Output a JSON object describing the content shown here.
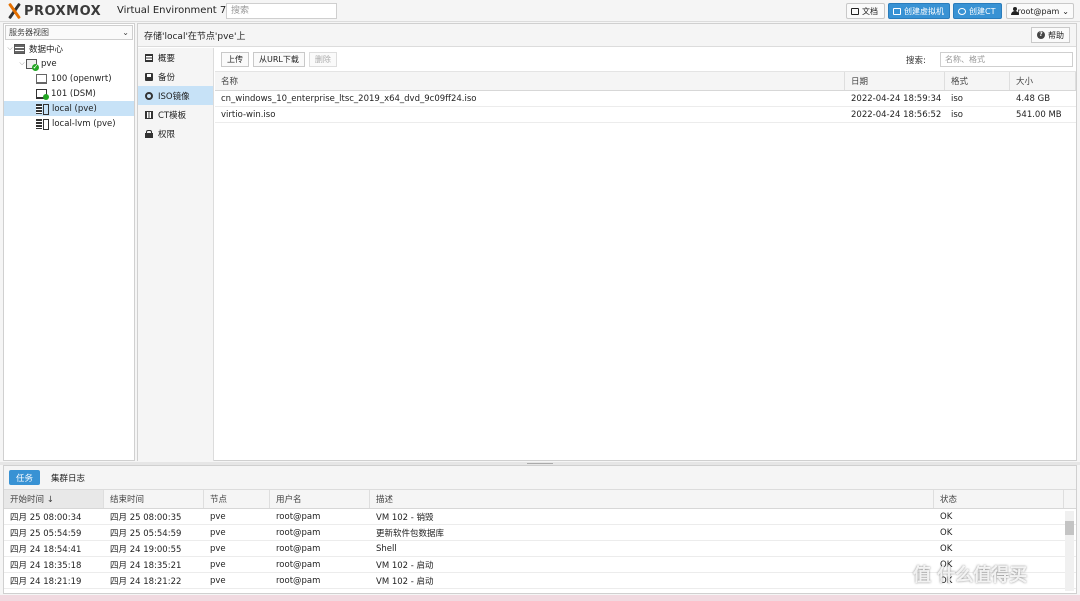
{
  "header": {
    "logo": "PROXMOX",
    "version": "Virtual Environment 7.1-7",
    "search_placeholder": "搜索",
    "docs_label": "文档",
    "create_vm_label": "创建虚拟机",
    "create_ct_label": "创建CT",
    "user_label": "root@pam"
  },
  "tree": {
    "view_label": "服务器视图",
    "items": [
      {
        "label": "数据中心"
      },
      {
        "label": "pve"
      },
      {
        "label": "100 (openwrt)"
      },
      {
        "label": "101 (DSM)"
      },
      {
        "label": "local (pve)"
      },
      {
        "label": "local-lvm (pve)"
      }
    ]
  },
  "content": {
    "title": "存储'local'在节点'pve'上",
    "help_label": "帮助",
    "nav": [
      {
        "label": "概要"
      },
      {
        "label": "备份"
      },
      {
        "label": "ISO镜像"
      },
      {
        "label": "CT模板"
      },
      {
        "label": "权限"
      }
    ],
    "toolbar": {
      "upload_label": "上传",
      "download_url_label": "从URL下载",
      "delete_label": "删除",
      "search_label": "搜索:",
      "search_placeholder": "名称、格式"
    },
    "columns": {
      "name": "名称",
      "date": "日期",
      "format": "格式",
      "size": "大小"
    },
    "rows": [
      {
        "name": "cn_windows_10_enterprise_ltsc_2019_x64_dvd_9c09ff24.iso",
        "date": "2022-04-24 18:59:34",
        "format": "iso",
        "size": "4.48 GB"
      },
      {
        "name": "virtio-win.iso",
        "date": "2022-04-24 18:56:52",
        "format": "iso",
        "size": "541.00 MB"
      }
    ]
  },
  "tasks": {
    "tabs": [
      {
        "label": "任务"
      },
      {
        "label": "集群日志"
      }
    ],
    "columns": {
      "start": "开始时间 ↓",
      "end": "结束时间",
      "node": "节点",
      "user": "用户名",
      "desc": "描述",
      "status": "状态"
    },
    "rows": [
      {
        "start": "四月 25 08:00:34",
        "end": "四月 25 08:00:35",
        "node": "pve",
        "user": "root@pam",
        "desc": "VM 102 - 销毁",
        "status": "OK"
      },
      {
        "start": "四月 25 05:54:59",
        "end": "四月 25 05:54:59",
        "node": "pve",
        "user": "root@pam",
        "desc": "更新软件包数据库",
        "status": "OK"
      },
      {
        "start": "四月 24 18:54:41",
        "end": "四月 24 19:00:55",
        "node": "pve",
        "user": "root@pam",
        "desc": "Shell",
        "status": "OK"
      },
      {
        "start": "四月 24 18:35:18",
        "end": "四月 24 18:35:21",
        "node": "pve",
        "user": "root@pam",
        "desc": "VM 102 - 启动",
        "status": "OK"
      },
      {
        "start": "四月 24 18:21:19",
        "end": "四月 24 18:21:22",
        "node": "pve",
        "user": "root@pam",
        "desc": "VM 102 - 启动",
        "status": "OK"
      }
    ]
  },
  "watermark": "值 什么值得买",
  "colors": {
    "accent": "#3892d4",
    "selection": "#c7e2f7",
    "logo_orange": "#e57000"
  }
}
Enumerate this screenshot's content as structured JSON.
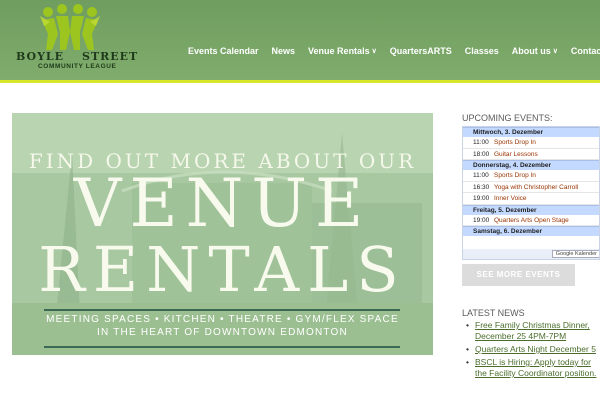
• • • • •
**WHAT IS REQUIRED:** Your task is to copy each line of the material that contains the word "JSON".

**RESPONSE AREA:**
Output a JSON object describing the content shown here.
Enumerate this screenshot's content as structured JSON.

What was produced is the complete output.